*WORK INSTRUCTION*.
Write out each record below exactly, without pictures.

*RECORDED INFORMATION*.
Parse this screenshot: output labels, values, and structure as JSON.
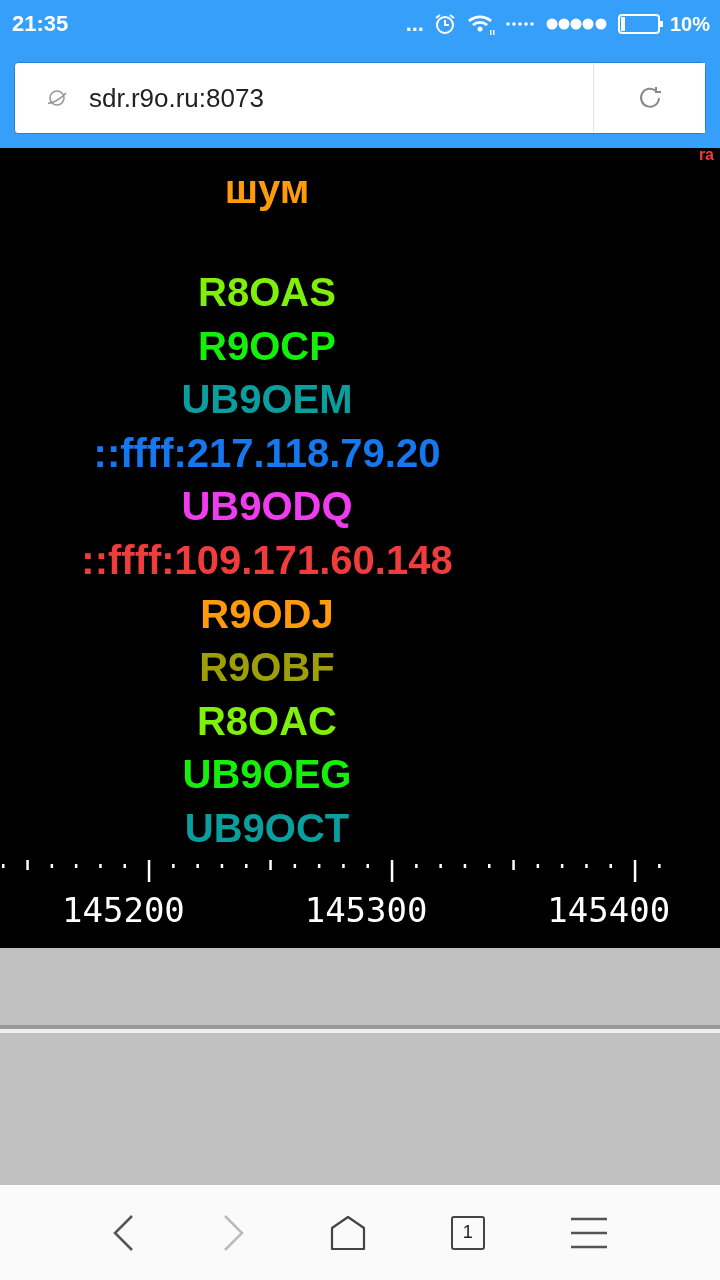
{
  "status_bar": {
    "time": "21:35",
    "more": "...",
    "battery": "10%"
  },
  "address_bar": {
    "url": "sdr.r9o.ru:8073"
  },
  "waterfall": {
    "corner_label": "ra",
    "noise_label": "шум",
    "callsigns": [
      {
        "text": "R8OAS",
        "color": "#7ff00a"
      },
      {
        "text": "R9OCP",
        "color": "#14f00a"
      },
      {
        "text": "UB9OEM",
        "color": "#0a9e9e"
      },
      {
        "text": "::ffff:217.118.79.20",
        "color": "#1478f0"
      },
      {
        "text": "UB9ODQ",
        "color": "#f03cf0"
      },
      {
        "text": "::ffff:109.171.60.148",
        "color": "#f03c3c"
      },
      {
        "text": "R9ODJ",
        "color": "#ff9b0a"
      },
      {
        "text": "R9OBF",
        "color": "#9e9e0a"
      },
      {
        "text": "R8OAC",
        "color": "#7ff00a"
      },
      {
        "text": "UB9OEG",
        "color": "#14f00a"
      },
      {
        "text": "UB9OCT",
        "color": "#0a9e9e"
      }
    ]
  },
  "scale": {
    "labels": [
      "145200",
      "145300",
      "145400"
    ]
  },
  "nav_bar": {
    "forward_disabled": true,
    "tab_count": "1"
  }
}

*FINISHED TASK*.
Parse this screenshot: output labels, values, and structure as JSON.
{
  "status_bar": {
    "time": "21:35",
    "more": "...",
    "battery": "10%"
  },
  "address_bar": {
    "url": "sdr.r9o.ru:8073"
  },
  "waterfall": {
    "corner_label": "ra",
    "noise_label": "шум",
    "callsigns": [
      {
        "text": "R8OAS",
        "color": "#7ff00a"
      },
      {
        "text": "R9OCP",
        "color": "#14f00a"
      },
      {
        "text": "UB9OEM",
        "color": "#0a9e9e"
      },
      {
        "text": "::ffff:217.118.79.20",
        "color": "#1478f0"
      },
      {
        "text": "UB9ODQ",
        "color": "#f03cf0"
      },
      {
        "text": "::ffff:109.171.60.148",
        "color": "#f03c3c"
      },
      {
        "text": "R9ODJ",
        "color": "#ff9b0a"
      },
      {
        "text": "R9OBF",
        "color": "#9e9e0a"
      },
      {
        "text": "R8OAC",
        "color": "#7ff00a"
      },
      {
        "text": "UB9OEG",
        "color": "#14f00a"
      },
      {
        "text": "UB9OCT",
        "color": "#0a9e9e"
      }
    ]
  },
  "scale": {
    "labels": [
      "145200",
      "145300",
      "145400"
    ]
  },
  "nav_bar": {
    "forward_disabled": true,
    "tab_count": "1"
  }
}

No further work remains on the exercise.